I was, alas, too young to listen to The Goons the first time around but over the years I’ve heard bits and pieces of them here and there. Today, however I stumbled across the clip below and have been catching up with some of the stuff I’d missed. The simple humour, the naivete of character… delightful, clever and hilarious.
Now, I’m not a fan of the Hairy Porter (sorry, Harry Potter) books, so when I read of Ms Rowling’s attempts to block Vander Ark’s The Harry Potter Lexicon, I veiwed it fairly dispassionately, and solely from the perspective of a writer.
The first thing that occurred to me was that Vander Ark isn’t actually setting a precedent by writing a “guide”. That was done a long time ago. Many “guides” are written of famous works that having nothing to do with the original author — this springs to mind, for example.
So that in itself doesn’t justify blocking the book, in my opinion. In fact, I’d even go so far as to say that I’d encourage such guides so long as they offer good quality analysis and explanation.

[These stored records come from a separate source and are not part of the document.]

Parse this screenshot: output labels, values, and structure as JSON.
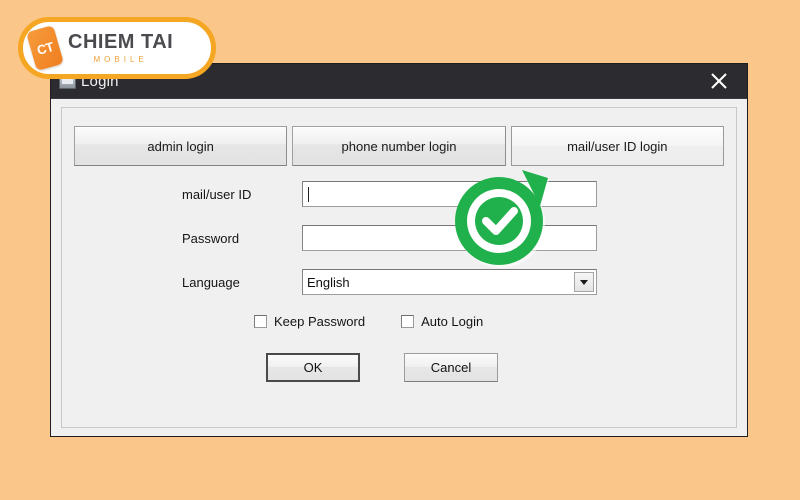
{
  "page": {
    "background_color": "#fac68a"
  },
  "brand": {
    "icon": "phone-icon",
    "monogram": "CT",
    "name": "CHIEM TAI",
    "subtitle": "MOBILE",
    "border_color": "#f5a623",
    "accent_color": "#ef7e20",
    "text_color": "#4b4b4f"
  },
  "window": {
    "title": "Login",
    "icon": "app-window-icon",
    "close_label": "×",
    "titlebar_color": "#2b2b30",
    "body_color": "#f0f0f0"
  },
  "tabs": [
    {
      "label": "admin login",
      "active": false
    },
    {
      "label": "phone number login",
      "active": false
    },
    {
      "label": "mail/user ID login",
      "active": true
    }
  ],
  "form": {
    "fields": [
      {
        "label": "mail/user ID",
        "type": "text",
        "value": "",
        "placeholder": "",
        "focused": true
      },
      {
        "label": "Password",
        "type": "password",
        "value": "",
        "placeholder": "",
        "focused": false
      }
    ],
    "language": {
      "label": "Language",
      "selected": "English",
      "options": [
        "English"
      ],
      "arrow_icon": "chevron-down-icon"
    }
  },
  "checkboxes": [
    {
      "label": "Keep Password",
      "checked": false
    },
    {
      "label": "Auto Login",
      "checked": false
    }
  ],
  "buttons": {
    "ok": "OK",
    "cancel": "Cancel"
  },
  "overlay": {
    "badge": "green-check-badge",
    "color": "#21b14c",
    "ring_color": "#ffffff"
  }
}
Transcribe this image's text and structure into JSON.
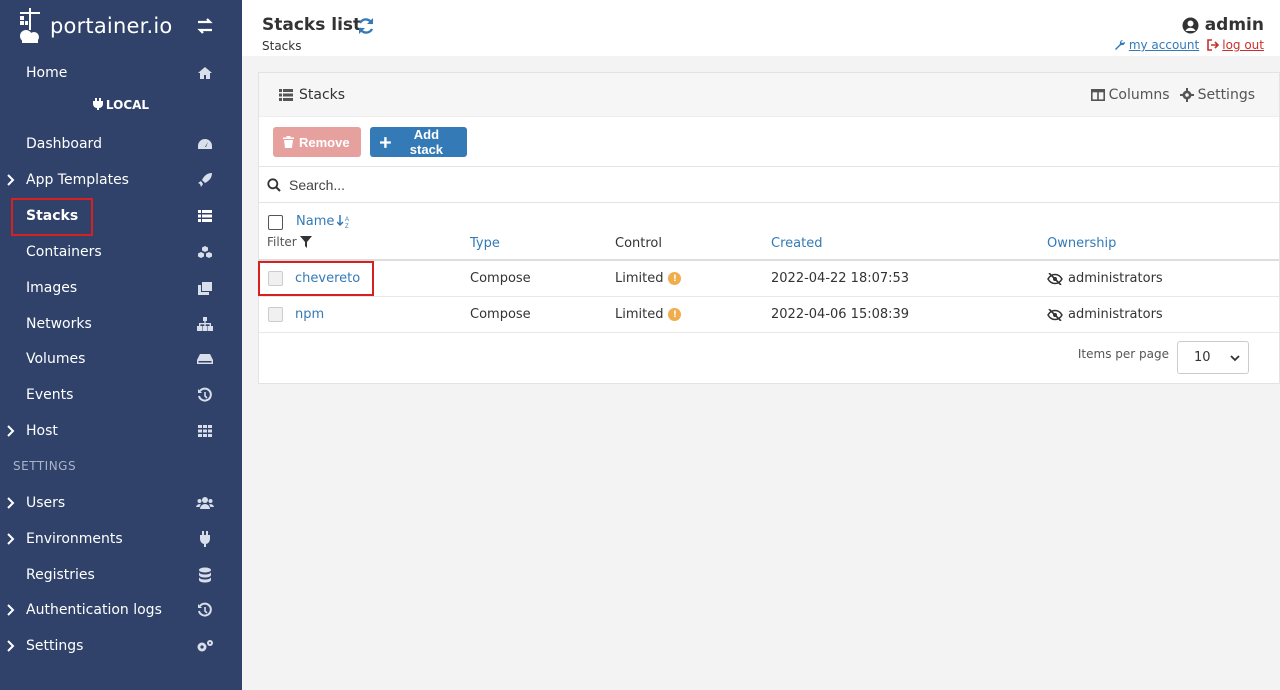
{
  "sidebar": {
    "brand": "portainer.io",
    "home_label": "Home",
    "environment": "LOCAL",
    "items": [
      {
        "label": "Dashboard"
      },
      {
        "label": "App Templates"
      },
      {
        "label": "Stacks"
      },
      {
        "label": "Containers"
      },
      {
        "label": "Images"
      },
      {
        "label": "Networks"
      },
      {
        "label": "Volumes"
      },
      {
        "label": "Events"
      },
      {
        "label": "Host"
      }
    ],
    "settings_section": "SETTINGS",
    "settings_items": [
      {
        "label": "Users"
      },
      {
        "label": "Environments"
      },
      {
        "label": "Registries"
      },
      {
        "label": "Authentication logs"
      },
      {
        "label": "Settings"
      }
    ]
  },
  "header": {
    "title": "Stacks list",
    "breadcrumb": "Stacks",
    "username": "admin",
    "my_account": "my account",
    "log_out": "log out"
  },
  "widget": {
    "title": "Stacks",
    "columns_label": "Columns",
    "settings_label": "Settings",
    "remove_label": "Remove",
    "add_label": "Add stack",
    "search_placeholder": "Search...",
    "columns": {
      "name": "Name",
      "filter": "Filter",
      "type": "Type",
      "control": "Control",
      "created": "Created",
      "ownership": "Ownership"
    },
    "rows": [
      {
        "name": "chevereto",
        "type": "Compose",
        "control": "Limited",
        "created": "2022-04-22 18:07:53",
        "ownership": "administrators"
      },
      {
        "name": "npm",
        "type": "Compose",
        "control": "Limited",
        "created": "2022-04-06 15:08:39",
        "ownership": "administrators"
      }
    ],
    "items_per_page_label": "Items per page",
    "items_per_page_value": "10"
  },
  "colors": {
    "sidebar_bg": "#30426a",
    "primary": "#337ab7",
    "danger": "#e6a09e",
    "warning": "#f0ad4e",
    "highlight": "#d62121"
  }
}
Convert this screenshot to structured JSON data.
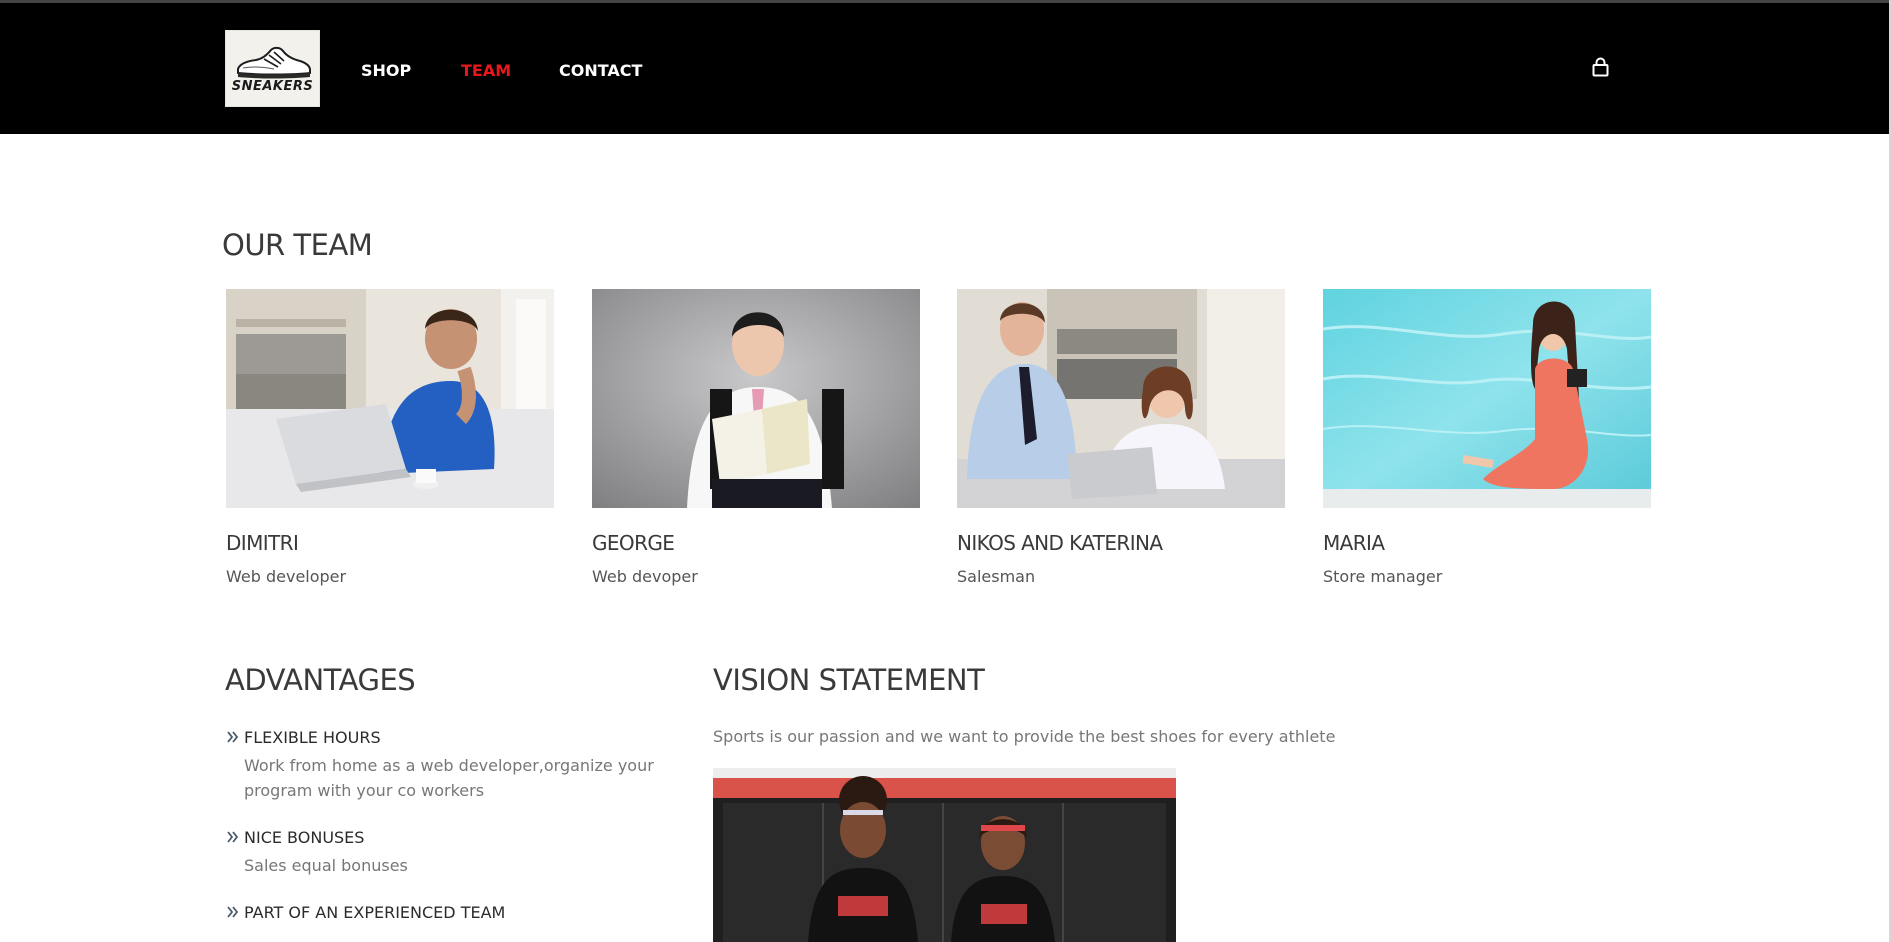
{
  "header": {
    "logo_text": "SNEAKERS",
    "nav": [
      {
        "label": "SHOP"
      },
      {
        "label": "TEAM",
        "active": true
      },
      {
        "label": "CONTACT"
      }
    ],
    "active_color": "#e8171c",
    "cart_icon": "shopping-bag-icon"
  },
  "team_section": {
    "heading": "OUR TEAM",
    "members": [
      {
        "name": "DIMITRI",
        "role": "Web developer"
      },
      {
        "name": "GEORGE",
        "role": "Web devoper"
      },
      {
        "name": "NIKOS AND KATERINA",
        "role": "Salesman"
      },
      {
        "name": "MARIA",
        "role": "Store manager"
      }
    ]
  },
  "advantages": {
    "heading": "ADVANTAGES",
    "items": [
      {
        "title": "FLEXIBLE HOURS",
        "text": "Work from home as a web developer,organize your program with your co workers"
      },
      {
        "title": "NICE BONUSES",
        "text": "Sales equal bonuses"
      },
      {
        "title": "PART OF AN EXPERIENCED TEAM",
        "text": ""
      }
    ],
    "bullet_icon": "double-chevron-right-icon"
  },
  "vision": {
    "heading": "VISION STATEMENT",
    "text": "Sports is our passion and we want to provide the best shoes for every athlete"
  }
}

But does this book do that? According to Rowling, no. However, after an admittedly brief look at Vander Ark’s website, I’m not convinced that he has just “plundered [her] prose and merely reprinted it in a A-to-Z format”, as JKR claims. This biography of the character Hermione may illustrate what I mean (though I would be interested in hearing from Potter fans whether this particular example is a cut and patse job.)
As someone who is highly protective of his property, be it intellectual or otherwise, I do think Rowling has a point. I just don’t think it’s a very good one in this particular case. I suppose, ultimately, it comes down to how much of the book is Vander Ark’s own work. If Rowling’s claims are correct, then I’m with her 100%. If not…
Any additional thoughts on this?